3. Powerful outside lobbying groups oppose the deal. Special interest groups have been waiting for the details of the pact to emerge and now that lawmakers have the chance to freely delve into the deal’s hundreds of pages of legal jargon the groups will happily be there to help interpret the complicated details.

[Industry, labor and environmental groups gear up to oppose TPP trade deal]

Among the most contentious issues is the way the deal handles pharmaceuticals, particularly a class of drugs known as biologics. Pharmaceutical companies wanted intellectual property protection for those medicines for 12 years, but the trade deal only grants protection for up to eight years.
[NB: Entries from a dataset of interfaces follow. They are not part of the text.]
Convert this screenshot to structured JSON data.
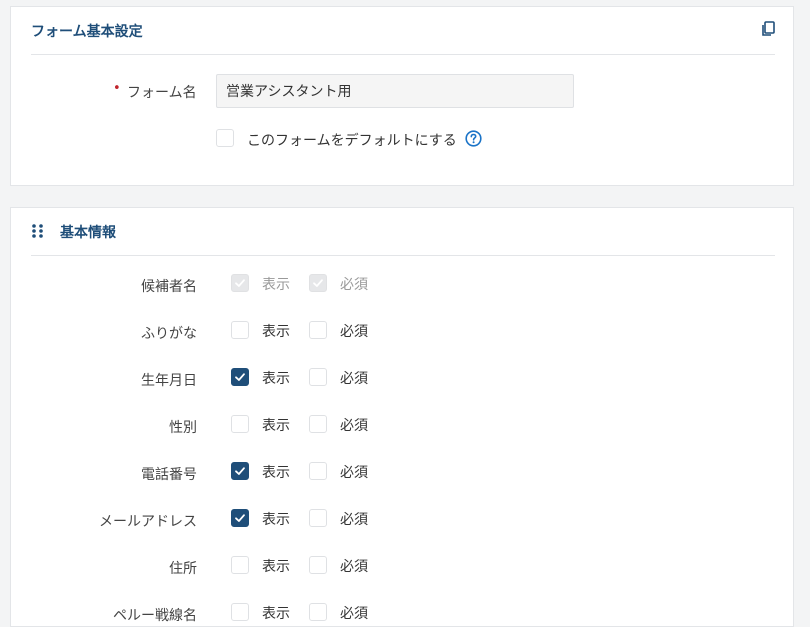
{
  "form_settings": {
    "title": "フォーム基本設定",
    "form_name_label": "フォーム名",
    "form_name_value": "営業アシスタント用",
    "default_label": "このフォームをデフォルトにする"
  },
  "basic_info": {
    "title": "基本情報",
    "show_label": "表示",
    "required_label": "必須",
    "fields": [
      {
        "label": "候補者名",
        "show": true,
        "required": true,
        "locked": true
      },
      {
        "label": "ふりがな",
        "show": false,
        "required": false,
        "locked": false
      },
      {
        "label": "生年月日",
        "show": true,
        "required": false,
        "locked": false
      },
      {
        "label": "性別",
        "show": false,
        "required": false,
        "locked": false
      },
      {
        "label": "電話番号",
        "show": true,
        "required": false,
        "locked": false
      },
      {
        "label": "メールアドレス",
        "show": true,
        "required": false,
        "locked": false
      },
      {
        "label": "住所",
        "show": false,
        "required": false,
        "locked": false
      },
      {
        "label": "ペルー戦線名",
        "show": false,
        "required": false,
        "locked": false
      }
    ]
  },
  "colors": {
    "accent": "#1f4e79",
    "required_marker": "#c0252d",
    "help": "#1a73c7"
  }
}
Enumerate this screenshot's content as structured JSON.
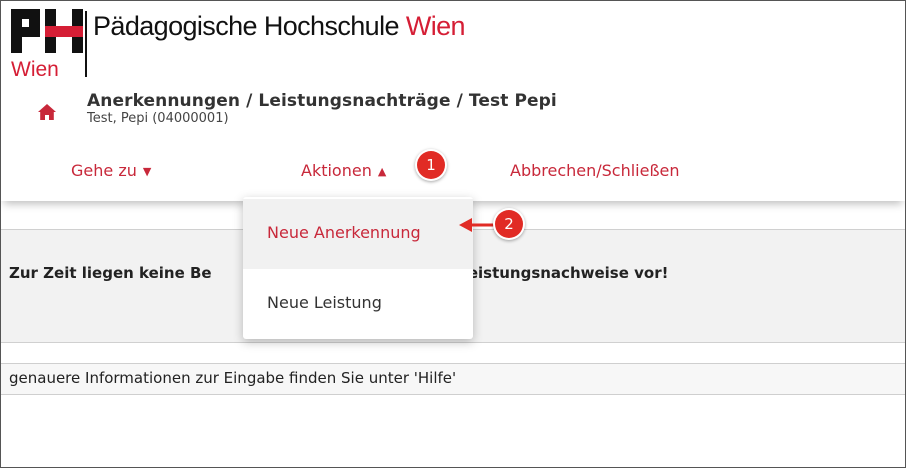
{
  "brand": {
    "logo_letters": "PH",
    "logo_city": "Wien",
    "school_name_main": "Pädagogische Hochschule",
    "school_name_accent": "Wien",
    "accent_color": "#d51e35"
  },
  "header": {
    "home_icon": "home-icon",
    "title": "Anerkennungen / Leistungsnachträge  / Test Pepi",
    "subtitle": "Test, Pepi (04000001)"
  },
  "menu": {
    "goto_label": "Gehe zu",
    "actions_label": "Aktionen",
    "cancel_label": "Abbrechen/Schließen",
    "link_color": "#c8283a"
  },
  "dropdown": {
    "items": [
      {
        "label": "Neue Anerkennung"
      },
      {
        "label": "Neue Leistung"
      }
    ]
  },
  "annotations": {
    "step1": "1",
    "step2": "2",
    "badge_color": "#e12b25"
  },
  "content": {
    "message_left": "Zur Zeit liegen keine Be",
    "message_right": "e/Leistungsnachweise vor!",
    "info": "genauere Informationen zur Eingabe finden Sie unter 'Hilfe'"
  }
}
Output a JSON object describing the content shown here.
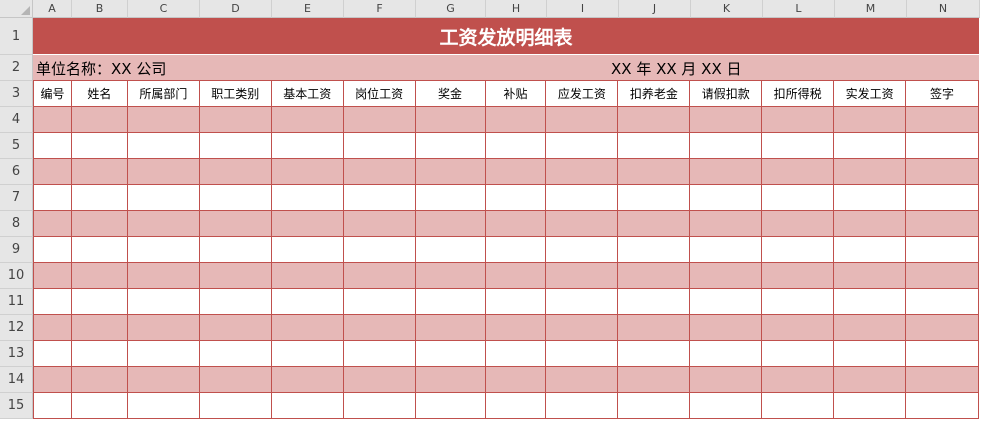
{
  "columns": [
    "A",
    "B",
    "C",
    "D",
    "E",
    "F",
    "G",
    "H",
    "I",
    "J",
    "K",
    "L",
    "M",
    "N"
  ],
  "row_numbers": [
    "1",
    "2",
    "3",
    "4",
    "5",
    "6",
    "7",
    "8",
    "9",
    "10",
    "11",
    "12",
    "13",
    "14",
    "15"
  ],
  "title": "工资发放明细表",
  "unit_label": "单位名称：XX 公司",
  "date_label": "XX 年 XX 月 XX 日",
  "headers": [
    "编号",
    "姓名",
    "所属部门",
    "职工类别",
    "基本工资",
    "岗位工资",
    "奖金",
    "补贴",
    "应发工资",
    "扣养老金",
    "请假扣款",
    "扣所得税",
    "实发工资",
    "签字"
  ],
  "colors": {
    "title_bg": "#c0504d",
    "band_bg": "#e6b8b7",
    "border": "#c0504d",
    "header_bar": "#e6e6e6"
  }
}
Lobbying group PhRMA said this provision is “disappointing.”

Another contentious issue is the investor-state dispute settlement section, which allows out-of court arbitration between multinational corporations and foreign governments over regulations on such things as  environmental and public health policies. Environmental groups argue this process tends to favor corporations.

The tobacco industry opposes this part of the deal as well, but for a different reason. It is specifically barred from taking advantage of the arbitration process, which will make it harder to challenge anti-smoking initiatives.

4. If the final vote falls during primary season, vulnerable candidates could be nervous about backing a controversial deal.  Congressional aides estimate that the first set of votes on the TPP deal could happen in April, right in the heat of primary season. The first state primaries start on Feb. 1 and many vulnerable members will still be on the ballot in late-spring.

Wisconsin, home to vulnerable Republican Sen. Ron Johnson, has its primary scheduled for April 5. Pennsylvania, home to vulnerable Republican Sen. Pat Toomey, is scheduled to vote on April 26. Though Toomey and Johnson will likely face their biggest challenge in the general election, their votes on trade could become a major campaign issue.

Other senators facing tough reelection campaigns, such as Michael Bennet (D-Colo.) and Kelly Ayotte (R-N.H.), may have early primaries where TPP could be an issue.